Three years ago, for our summer vacation, Jeanne, Ben and I took care of Dew Dance “Ranch,” in Port Angeles, Wash.
The owner, Marcia, is a friend of our family. She was going on vacation and needed someone to look after the property.
We lived in Marcia’s home while she was away. We paid for our stay by taking care of things. Before she left, Marcia walked us through our responsibilities. This included the chickens.
Our son, Ben, seemed fascinated by the “magic” of them laying eggs for his breakfast. (If you do not know our son, he has Down Syndrome).
Marcia told us that the chickens needed food, water, and for the eggs to be taken.
Marcia left on her trip. The following morning, Ben, anticipating breakfast, went down to the coop. He opened the little door to where the chickens would lay their eggs on an elevated platform. However, no eggs could be found at that early hour.
So, he decided to go around to the other side of the coop. He opened the main door and talked to his new found feathered friends about why there was no breakfast. After this consultation, which did not yield satisfactory results, Ben returned to the house and went back to bed.
I rose from sleep a short while later. I walked to the chicken coop. There was no sound, no birds. I discovered to my horror the main door was left wide open and the chickens were gone.
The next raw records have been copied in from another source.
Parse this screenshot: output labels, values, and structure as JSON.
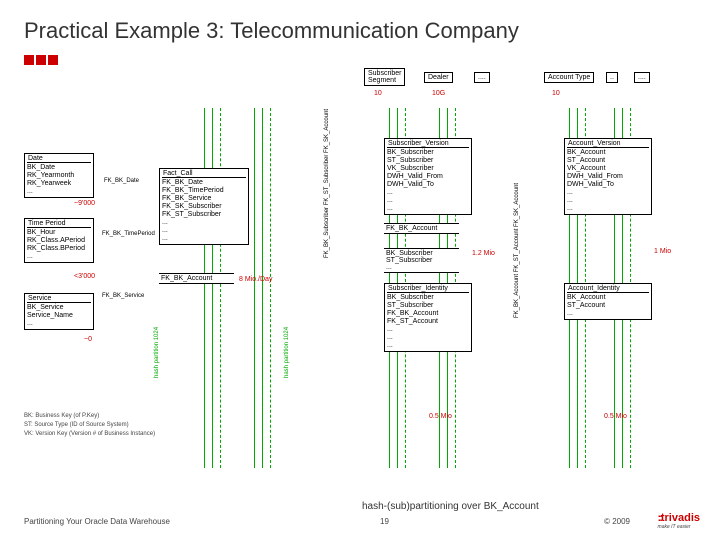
{
  "title": "Practical Example 3: Telecommunication Company",
  "topEntities": {
    "subscriberSegment": {
      "label": "Subscriber\nSegment",
      "count": "10"
    },
    "dealer": {
      "label": "Dealer",
      "count": "10G"
    },
    "dots1": "....",
    "accountType": {
      "label": "Account Type",
      "count": "10"
    },
    "dots2": "..",
    "dots3": "...."
  },
  "date": {
    "label": "Date",
    "fields": "BK_Date\nRK_Yearmonth\nRK_Yearweek\n...",
    "count": "~9'000",
    "rel": "FK_BK_Date"
  },
  "timePeriod": {
    "label": "Time Period",
    "fields": "BK_Hour\nRK_Class.APeriod\nRK_Class.BPeriod\n...",
    "count": "<3'000",
    "rel": "FK_BK_TimePeriod"
  },
  "service": {
    "label": "Service",
    "fields": "BK_Service\nService_Name\n...",
    "count": "~0",
    "rel": "FK_BK_Service"
  },
  "factCall": {
    "label": "Fact_Call",
    "fields": "FK_BK_Date\nFK_BK_TimePeriod\nFK_BK_Service\nFK_SK_Subscriber\nFK_ST_Subscriber\n...\n...\n...",
    "fkAccount": "FK_BK_Account",
    "count": "8 Mio./Day",
    "rotated": "hash partition 1024",
    "fkRotated": "FK_BK_Subscriber\nFK_ST_Subscriber\nFK_SK_Account"
  },
  "subscriberVersion": {
    "label": "Subscriber_Version",
    "fields": "BK_Subscriber\nST_Subscriber\nVK_Subscriber\nDWH_Valid_From\nDWH_Valid_To\n...\n...\n...",
    "fkAccount": "FK_BK_Account"
  },
  "subscriberIdentity": {
    "label": "Subscriber_Identity",
    "topFields": "BK_Subscriber\nST_Subscriber\n...",
    "fields": "BK_Subscriber\nST_Subscriber\nFK_BK_Account\nFK_ST_Account\n...\n...\n...",
    "count": "0.5 Mio",
    "count2": "1.2 Mio"
  },
  "accountVersion": {
    "label": "Account_Version",
    "fields": "BK_Account\nST_Account\nVK_Account\nDWH_Valid_From\nDWH_Valid_To\n...\n...\n...",
    "fkRotated": "FK_BK_Account\nFK_ST_Account\nFK_SK_Account"
  },
  "accountIdentity": {
    "label": "Account_Identity",
    "fields": "BK_Account\nST_Account\n...",
    "count": "0.5 Mio",
    "count2": "1 Mio"
  },
  "legend": {
    "bk": "BK: Business Key (of P.Key)",
    "st": "ST: Source Type (ID of Source System)",
    "vk": "VK: Version Key (Version # of Business Instance)"
  },
  "footer": {
    "left": "Partitioning Your Oracle Data Warehouse",
    "caption": "hash-(sub)partitioning over BK_Account",
    "page": "19",
    "copy": "© 2009"
  },
  "logo": {
    "name": "trivadis",
    "tag": "make IT easier"
  }
}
In an absolute panic, I woke up Jeanne and Ben. We frantically looked for the chickens all over the property and even down the road. Nothing.
After about half an hour, to our amazement, the five hens appeared from the adjacent woods and made their way back into the coop. They wanted to be fed and likely sensed a greater security in that space.
For us, we may wander away from God for a period, even into the dark woods, but there is always an open door for us to return.
Walter is pastor of Immanuel Lutheran Church and has served as parish pastor for 30 years.